As you can see in the chart above, IDC reports that Xiaomi shipped 46.5 million units as compared to Apple’s 41.6 million units in the third quarter this year. Which phones did it sell the most? As per the reports, Xiaomi’s low-end portfolio, especially the vast Redmi 9 series, was the main proponent in India and China. The high-end Redmi K30 Ultra and Mi 10 Ultra also contributed to its 42% growth in Q3 2020.
Apple Got Dropped To 4th Position
Also, the report reveals that Apple’s shipment dropped 10.6% year-on-year but it was already expected due to the delay in the iPhone 12 series launch. The new iPhones do usually continue sale in Q3 2020 but the launch, also as sale, is delayed this year. The Cupertino giant still saw strong sales for its cheaper iPhone 11 and iPhone SE (2020) this quarter. Apple accounted for 11.8% market share globally.

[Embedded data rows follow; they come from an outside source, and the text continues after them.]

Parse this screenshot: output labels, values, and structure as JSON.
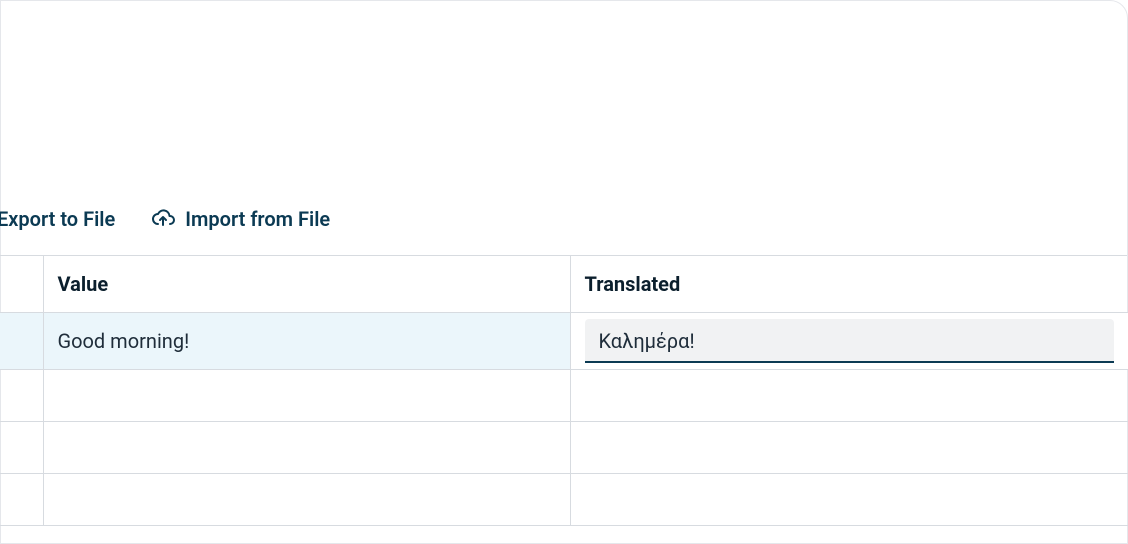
{
  "toolbar": {
    "export_label": "Export to File",
    "import_label": "Import from File"
  },
  "table": {
    "headers": {
      "value": "Value",
      "translated": "Translated"
    },
    "rows": [
      {
        "value": "Good morning!",
        "translated": "Καλημέρα!"
      },
      {
        "value": "",
        "translated": ""
      },
      {
        "value": "",
        "translated": ""
      },
      {
        "value": "",
        "translated": ""
      }
    ]
  }
}
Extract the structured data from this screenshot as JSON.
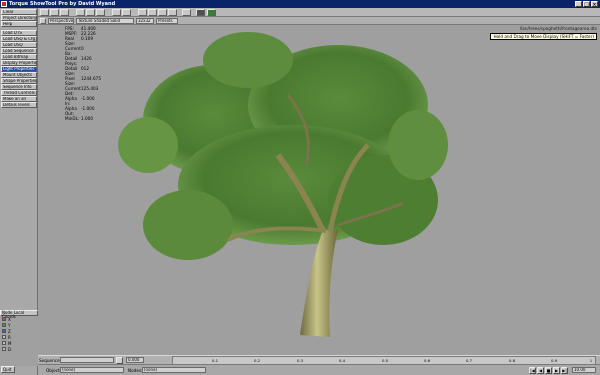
{
  "window": {
    "title": "Torque ShowTool Pro by David Wyand"
  },
  "sidebar": {
    "top_dropdowns": [
      "Clear",
      "Project Directory",
      "Help"
    ],
    "buttons": [
      "Load DTS",
      "Load DSQ & Cfg",
      "Load DSQ",
      "Load Sequence",
      "Load Bitmap",
      "Display Properties",
      "Light Properties",
      "Mount Objects",
      "Shape Properties",
      "Sequence Info",
      "Thread Controls",
      "Make an all",
      "Details levels"
    ],
    "selected_index": 6,
    "node_panel": {
      "header": "Node Local Coords",
      "axes": [
        {
          "label": "X",
          "color": "#d04040"
        },
        {
          "label": "Y",
          "color": "#40a040"
        },
        {
          "label": "Z",
          "color": "#4060d0"
        },
        {
          "label": "R",
          "color": "#c0c0c0"
        },
        {
          "label": "M",
          "color": "#c0c0c0"
        },
        {
          "label": "D",
          "color": "#c0c0c0"
        }
      ]
    },
    "quit_label": "Quit"
  },
  "viewbar": {
    "camera": "Perspective",
    "shading": "Texture Shaded Solid",
    "grid": "32x32",
    "presets": "Presets"
  },
  "viewport": {
    "path": "/lan/trees/spaghetti/frontagearea.dts",
    "tooltip": "Hold and Drag to Move Display (SHIFT = Faster)",
    "stats": [
      {
        "label": "FPS:",
        "value": "41.400"
      },
      {
        "label": "MSPF:",
        "value": "22.226"
      },
      {
        "label": "Real Size:",
        "value": "0.109"
      },
      {
        "label": "Current Bx:",
        "value": "0"
      },
      {
        "label": "Detail Polys:",
        "value": "1426"
      },
      {
        "label": "Detail Size:",
        "value": "012"
      },
      {
        "label": "Pixel Size:",
        "value": "1244.675"
      },
      {
        "label": "Current Det:",
        "value": "125.403"
      },
      {
        "label": "Alpha In:",
        "value": "-1.000"
      },
      {
        "label": "Alpha Out:",
        "value": "-1.000"
      },
      {
        "label": "MinDL:",
        "value": "1.000"
      }
    ]
  },
  "timeline": {
    "sequence_label": "Sequence:",
    "objects_label": "Objects:",
    "objects_value": "(none)",
    "nodes_label": "Nodes:",
    "nodes_value": "(none)",
    "time_value": "0.000",
    "ticks": [
      "0.1",
      "0.2",
      "0.3",
      "0.4",
      "0.5",
      "0.6",
      "0.7",
      "0.8",
      "0.9",
      "1"
    ],
    "end_value": "10.00"
  },
  "colors": {
    "title_bar": "#0a246a",
    "viewport_bg": "#9f9f9f",
    "selected_button": "#2a4a9a"
  }
}
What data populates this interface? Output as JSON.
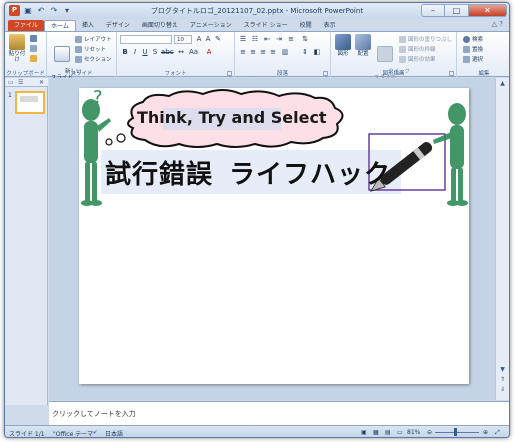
{
  "window": {
    "title": "ブログタイトルロゴ_20121107_02.pptx - Microsoft PowerPoint",
    "app_icon_letter": "P",
    "minimize": "–",
    "maximize": "□",
    "close": "✕"
  },
  "tabs": [
    "ファイル",
    "ホーム",
    "挿入",
    "デザイン",
    "画面切り替え",
    "アニメーション",
    "スライド ショー",
    "校閲",
    "表示"
  ],
  "ribbon": {
    "clipboard": {
      "paste": "貼り付け",
      "label": "クリップボード"
    },
    "slides": {
      "new_slide": "新しい\nスライド",
      "layout": "レイアウト",
      "reset": "リセット",
      "section": "セクション",
      "label": "スライド"
    },
    "font": {
      "font_name": "",
      "font_size": "10",
      "label": "フォント"
    },
    "paragraph": {
      "label": "段落"
    },
    "drawing": {
      "shape": "図形",
      "arrange": "配置",
      "quick_styles": "クイック\nスタイル",
      "fill": "図形の塗りつぶし",
      "outline": "図形の枠線",
      "effects": "図形の効果",
      "label": "図形描画"
    },
    "editing": {
      "find": "検索",
      "replace": "置換",
      "select": "選択",
      "label": "編集"
    }
  },
  "slide": {
    "cloud_text": "Think, Try and Select",
    "title_kanji": "試行錯誤",
    "title_kana": "ライフハック"
  },
  "thumbnail": {
    "number": "1"
  },
  "notes": {
    "placeholder": "クリックしてノートを入力"
  },
  "status": {
    "slide": "スライド 1/1",
    "theme": "\"Office テーマ\"",
    "language": "日本語",
    "zoom": "81%"
  },
  "colors": {
    "file_tab": "#d24726",
    "figure": "#2e8b57",
    "frame": "#6a3fa0"
  }
}
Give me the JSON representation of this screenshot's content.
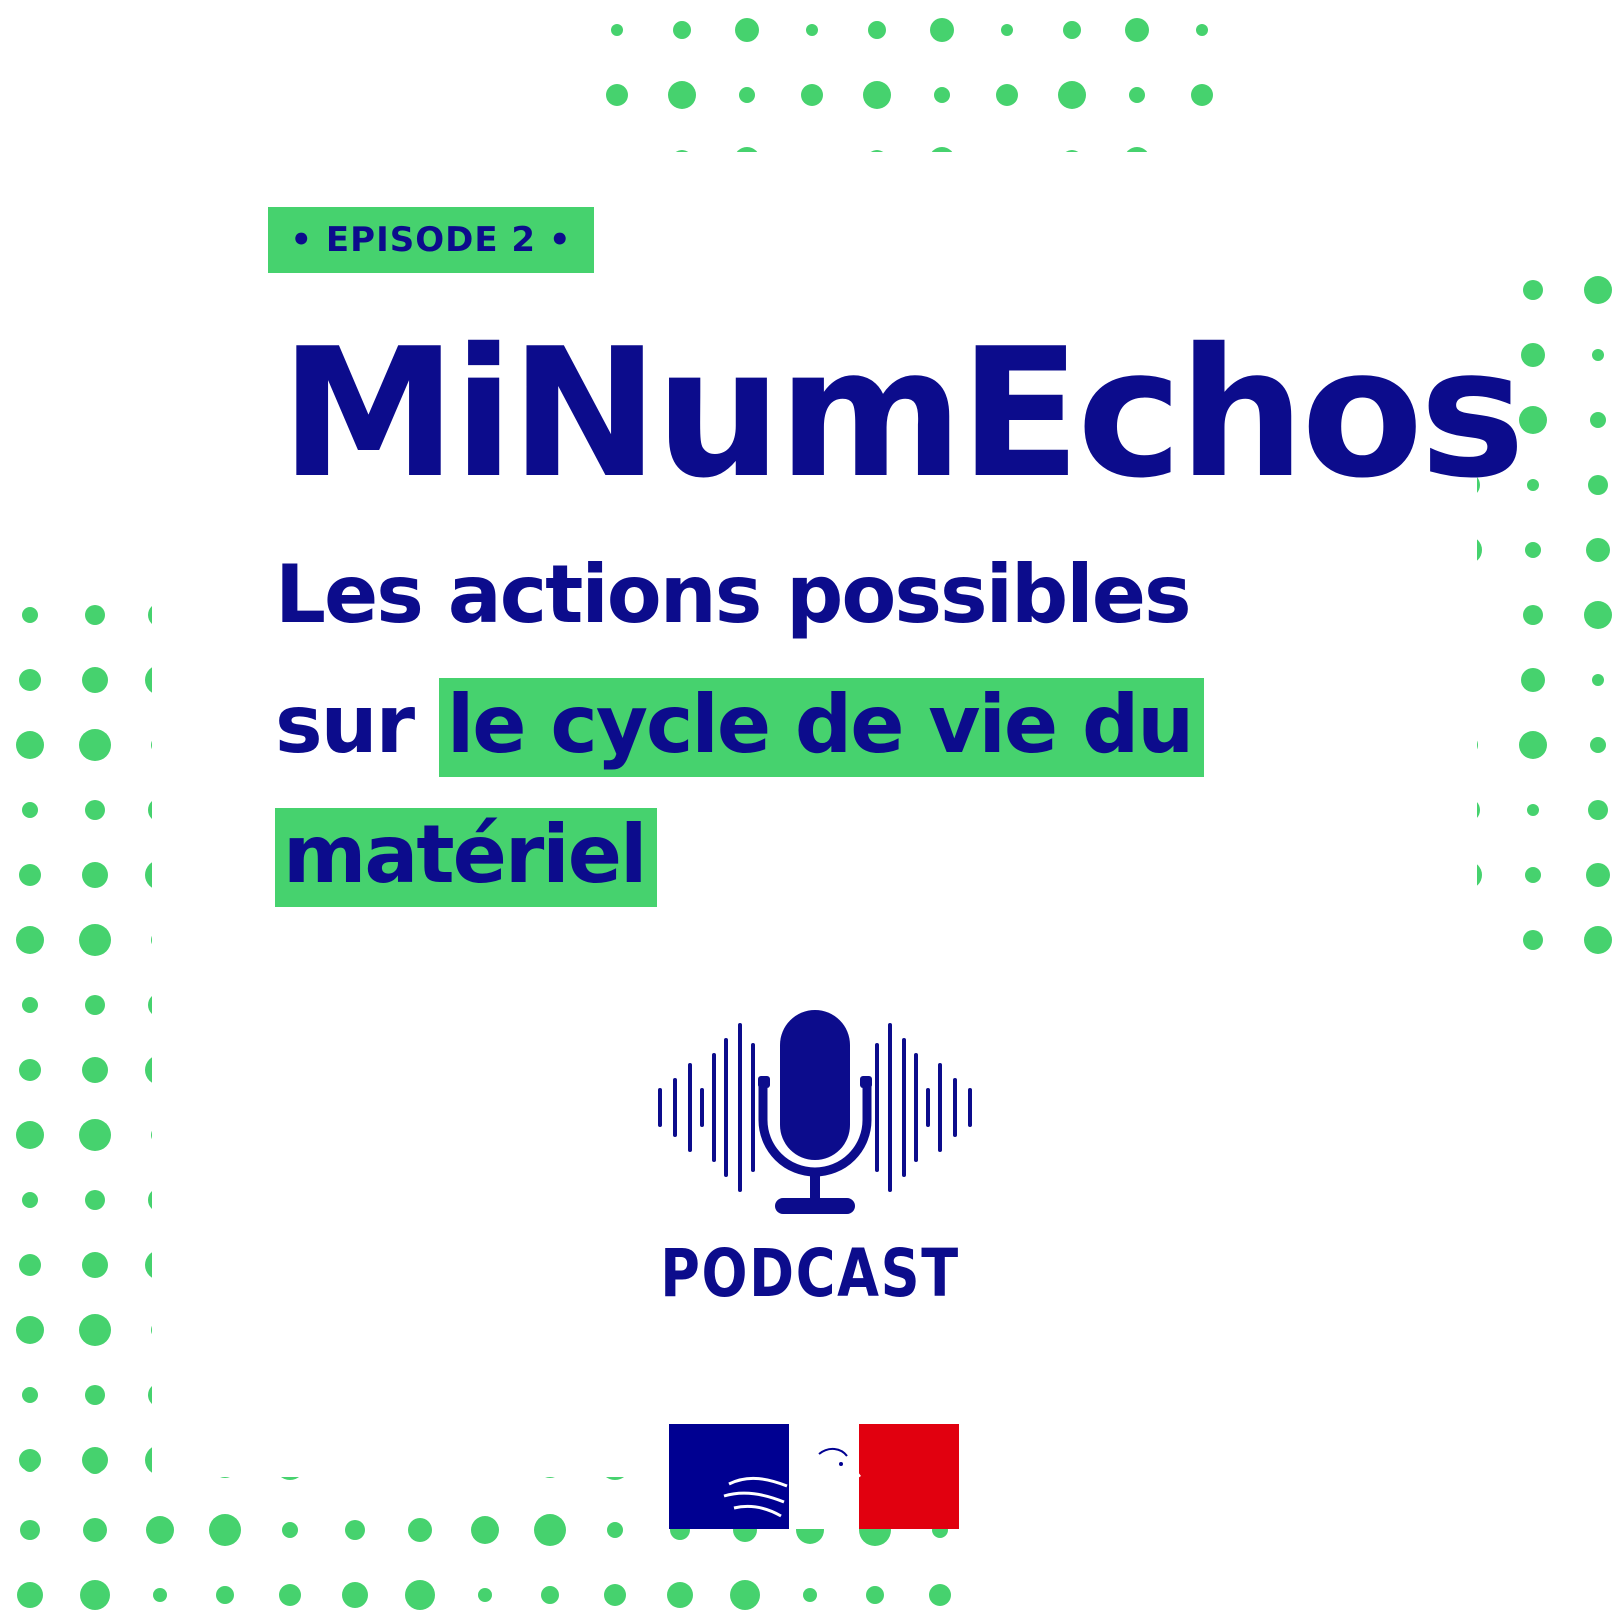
{
  "episode_label": "• EPISODE 2 •",
  "title": "MiNumEchos",
  "subtitle": {
    "line1": "Les actions possibles",
    "prefix": "sur ",
    "highlight1": "le cycle de vie du",
    "highlight2": "matériel"
  },
  "podcast_label": "PODCAST",
  "colors": {
    "navy": "#0c0c8c",
    "green": "#46d26e",
    "flag_blue": "#000091",
    "flag_red": "#e1000f"
  },
  "icons": [
    "microphone-icon",
    "marianne-flag-logo"
  ]
}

This enabled Xiaomi to beat Apple for the primary time and become the third best-selling smartphone makers across the world . It is followed by Vivo and other phone makers, who add up to the remainder of the 38% market share. The market is stabilizing quickly but the push for 5G is merely adding pressure on the OEMs and channels, as per IDC’s Ryan Reith. He believes there’s a scarcity of consumer demand for 5G and therefore the marketing campaigns backing the technology are rampant.